This important new book explores the nature of the divided brain and its relevance for contemporary psychotherapy. Citing the latest neuroscientiﬁc research, it shows how the relationship between the two hemispheres of the brain is central to our mental health, and examines both the practical and theoretical implications for therapy.
Disconnections, dissociations, and imbalances between our two hemispheres underlie many of our most prevalent forms of mental distress and disturbance. These include issues of addiction, autism, schizophrenia, depression, anorexia, relational trauma, borderline and personality disorders, psychopathy, anxiety, derealisation and devitalisation, and alexithymia. A contemporary understanding of the nature of the divided brain is therefore of importance in engaging with and treating these disturbances.
Featuring contributions from some of the key authors in the ﬁeld, The Divided Therapist suggests that hemispheric integration lies at the heart of the therapeutic process itself, and that a better understanding of the precise mechanisms that underlie and enable this integration will help to transform the practice of psychotherapy and psychoanalysis in the twenty-ﬁrst century. The book will be essential reading for any therapeutic practitioner interested in how the architecture of the brain informs and eﬀects their client’s issues and challenges.
Table of Contents
The Right Brain Is Dominant in Psychotherapy
Allan N. Schore
Ways of Attending: How our Divided Brain Constructs the World
Social and Emotional Laterality
Distinct But Linked: Wellbeing and the Multimodal Mind
Alexander Welch Siegel and Daniel J. Siegel
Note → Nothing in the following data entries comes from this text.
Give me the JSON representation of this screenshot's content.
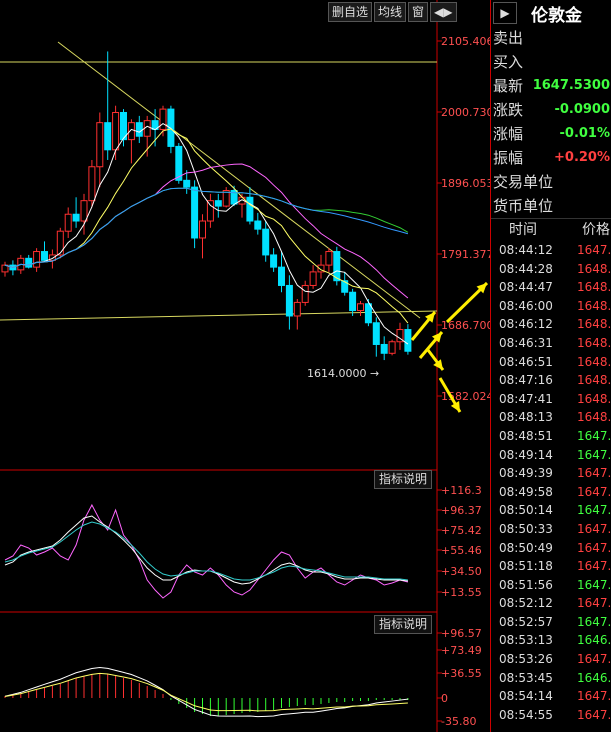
{
  "toolbar": {
    "btn1": "删自选",
    "btn2": "均线",
    "btn3": "窗",
    "btn4": "◀▶"
  },
  "price_axis": [
    "2105.406",
    "2000.730",
    "1896.053",
    "1791.377",
    "1686.700",
    "1582.024"
  ],
  "min_label": "1614.0000",
  "indicator_button_1": "指标说明",
  "indicator_button_2": "指标说明",
  "ind1_axis": [
    "+116.3",
    "+96.37",
    "+75.42",
    "+55.46",
    "+34.50",
    "+13.55"
  ],
  "ind2_axis": [
    "+96.57",
    "+73.49",
    "+36.55",
    "0",
    "-35.80"
  ],
  "panel": {
    "title": "伦敦金",
    "sell_label": "卖出",
    "buy_label": "买入",
    "latest_label": "最新",
    "latest_value": "1647.5300",
    "change_label": "涨跌",
    "change_value": "-0.0900",
    "pct_label": "涨幅",
    "pct_value": "-0.01%",
    "amp_label": "振幅",
    "amp_value": "+0.20%",
    "unit_label": "交易单位",
    "currency_label": "货币单位",
    "time_header": "时间",
    "price_header": "价格",
    "colors": {
      "red": "#ff4040",
      "green": "#40ff40"
    },
    "ticks": [
      {
        "time": "08:44:12",
        "price": "1647.",
        "dir": "red"
      },
      {
        "time": "08:44:28",
        "price": "1648.",
        "dir": "red"
      },
      {
        "time": "08:44:47",
        "price": "1648.",
        "dir": "red"
      },
      {
        "time": "08:46:00",
        "price": "1648.",
        "dir": "red"
      },
      {
        "time": "08:46:12",
        "price": "1648.",
        "dir": "red"
      },
      {
        "time": "08:46:31",
        "price": "1648.",
        "dir": "red"
      },
      {
        "time": "08:46:51",
        "price": "1648.",
        "dir": "red"
      },
      {
        "time": "08:47:16",
        "price": "1648.",
        "dir": "red"
      },
      {
        "time": "08:47:41",
        "price": "1648.",
        "dir": "red"
      },
      {
        "time": "08:48:13",
        "price": "1648.",
        "dir": "red"
      },
      {
        "time": "08:48:51",
        "price": "1647.",
        "dir": "green"
      },
      {
        "time": "08:49:14",
        "price": "1647.",
        "dir": "green"
      },
      {
        "time": "08:49:39",
        "price": "1647.",
        "dir": "red"
      },
      {
        "time": "08:49:58",
        "price": "1647.",
        "dir": "red"
      },
      {
        "time": "08:50:14",
        "price": "1647.",
        "dir": "green"
      },
      {
        "time": "08:50:33",
        "price": "1647.",
        "dir": "red"
      },
      {
        "time": "08:50:49",
        "price": "1647.",
        "dir": "red"
      },
      {
        "time": "08:51:18",
        "price": "1647.",
        "dir": "red"
      },
      {
        "time": "08:51:56",
        "price": "1647.",
        "dir": "green"
      },
      {
        "time": "08:52:12",
        "price": "1647.",
        "dir": "red"
      },
      {
        "time": "08:52:57",
        "price": "1647.",
        "dir": "green"
      },
      {
        "time": "08:53:13",
        "price": "1646.",
        "dir": "green"
      },
      {
        "time": "08:53:26",
        "price": "1647.",
        "dir": "red"
      },
      {
        "time": "08:53:45",
        "price": "1646.",
        "dir": "green"
      },
      {
        "time": "08:54:14",
        "price": "1647.",
        "dir": "red"
      },
      {
        "time": "08:54:55",
        "price": "1647.",
        "dir": "red"
      }
    ]
  },
  "candles": [
    [
      1765,
      1780,
      1758,
      1775
    ],
    [
      1775,
      1782,
      1760,
      1768
    ],
    [
      1768,
      1790,
      1762,
      1785
    ],
    [
      1785,
      1790,
      1770,
      1772
    ],
    [
      1772,
      1800,
      1765,
      1795
    ],
    [
      1795,
      1810,
      1780,
      1782
    ],
    [
      1782,
      1798,
      1770,
      1790
    ],
    [
      1790,
      1830,
      1785,
      1825
    ],
    [
      1825,
      1860,
      1815,
      1850
    ],
    [
      1850,
      1875,
      1830,
      1840
    ],
    [
      1840,
      1880,
      1820,
      1870
    ],
    [
      1870,
      1930,
      1860,
      1920
    ],
    [
      1920,
      2000,
      1890,
      1985
    ],
    [
      1985,
      2090,
      1930,
      1945
    ],
    [
      1945,
      2010,
      1930,
      2000
    ],
    [
      2000,
      2005,
      1950,
      1960
    ],
    [
      1960,
      1990,
      1925,
      1985
    ],
    [
      1985,
      1995,
      1955,
      1965
    ],
    [
      1965,
      1995,
      1935,
      1988
    ],
    [
      1988,
      2005,
      1950,
      1975
    ],
    [
      1975,
      2010,
      1965,
      2005
    ],
    [
      2005,
      2010,
      1940,
      1950
    ],
    [
      1950,
      1955,
      1895,
      1900
    ],
    [
      1900,
      1915,
      1880,
      1890
    ],
    [
      1890,
      1900,
      1800,
      1815
    ],
    [
      1815,
      1850,
      1785,
      1840
    ],
    [
      1840,
      1880,
      1830,
      1870
    ],
    [
      1870,
      1880,
      1845,
      1862
    ],
    [
      1862,
      1890,
      1860,
      1885
    ],
    [
      1885,
      1892,
      1862,
      1865
    ],
    [
      1865,
      1880,
      1845,
      1875
    ],
    [
      1875,
      1890,
      1835,
      1840
    ],
    [
      1840,
      1852,
      1820,
      1828
    ],
    [
      1828,
      1840,
      1780,
      1790
    ],
    [
      1790,
      1800,
      1765,
      1772
    ],
    [
      1772,
      1795,
      1735,
      1745
    ],
    [
      1745,
      1760,
      1680,
      1700
    ],
    [
      1700,
      1725,
      1680,
      1720
    ],
    [
      1720,
      1752,
      1715,
      1745
    ],
    [
      1745,
      1775,
      1740,
      1765
    ],
    [
      1765,
      1790,
      1755,
      1775
    ],
    [
      1775,
      1800,
      1765,
      1795
    ],
    [
      1795,
      1802,
      1745,
      1752
    ],
    [
      1752,
      1765,
      1730,
      1735
    ],
    [
      1735,
      1740,
      1700,
      1708
    ],
    [
      1708,
      1722,
      1700,
      1718
    ],
    [
      1718,
      1725,
      1685,
      1690
    ],
    [
      1690,
      1698,
      1640,
      1658
    ],
    [
      1658,
      1670,
      1635,
      1645
    ],
    [
      1645,
      1665,
      1642,
      1662
    ],
    [
      1662,
      1690,
      1650,
      1680
    ],
    [
      1680,
      1688,
      1643,
      1648
    ]
  ]
}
Systems-Centered Group Psychotherapy: Developing a Group Mind that Supports Right Brain Function and Right-Left-Right Hemispheric Integration
Susan P. Gantt and Bonnie Badenoch
Going Beyond Sucking Stones: Connection and Emergent Meaning in Life and in Therapy
A right-brain dissociative model for right-brain disorders: Dissociation vs repression in borderline and other severe psychopathologies of early traumatic origin.
Growing, Living and Being Rightly
The Therapeutic Purpose of Right Hemispheric Language
The formation of the two types of contexts by brain hemispheres as a basis for the new approach to the mechanisms of psychotherapy
Vadim S. Rotenberg
Rod Tweedy, PhD, is the author of The God of the Left Hemisphere: Blake, Bolte Taylor and the Myth of Creation (Routledge, 2013), a study of William Blake’s works in the light of contemporary neuroscience, and the editor of The Political Self: Understanding the Social Context for Mental Illness (Routledge, 2017). He is also an active supporter of Veterans for Peace UK and the user-led mental health organisation, Mental Fight Club.
Featured Author Profiles
"A magnificent achievement." – Professor Jeremy Holmes, psychiatrist and author of Exploring in Security: Towards an Attachment-Informed Psychoanalytic Psychotherapy and The Search for the Secure Base: Attachment Theory and Psychotherapy
"Fascinating – both lucid and intriguing." – Adam Phillips, psychoanalyst and author of Becoming Freud: The Making of a Psychoanalyst and Attention Seeking
"Wonderful – a really important book revealing the missing key to understanding psychopathology and psychotherapy." – Dr Phil Mollon, psychoanalyst and author of Shame and Jealousy: The Hidden Turmoils; Psychoanalytic Energy Psychotherapy; and The Fragile Self: The Structure of Narcissistic Disturbance
"This book explores and explicates insights that are fundamentally important to the practice of therapy today. Really fascinating." – Robert Snell, analytic psychotherapist and author of Uncertainties, Mysteries, Doubts: Romanticism and the Analytic Attitude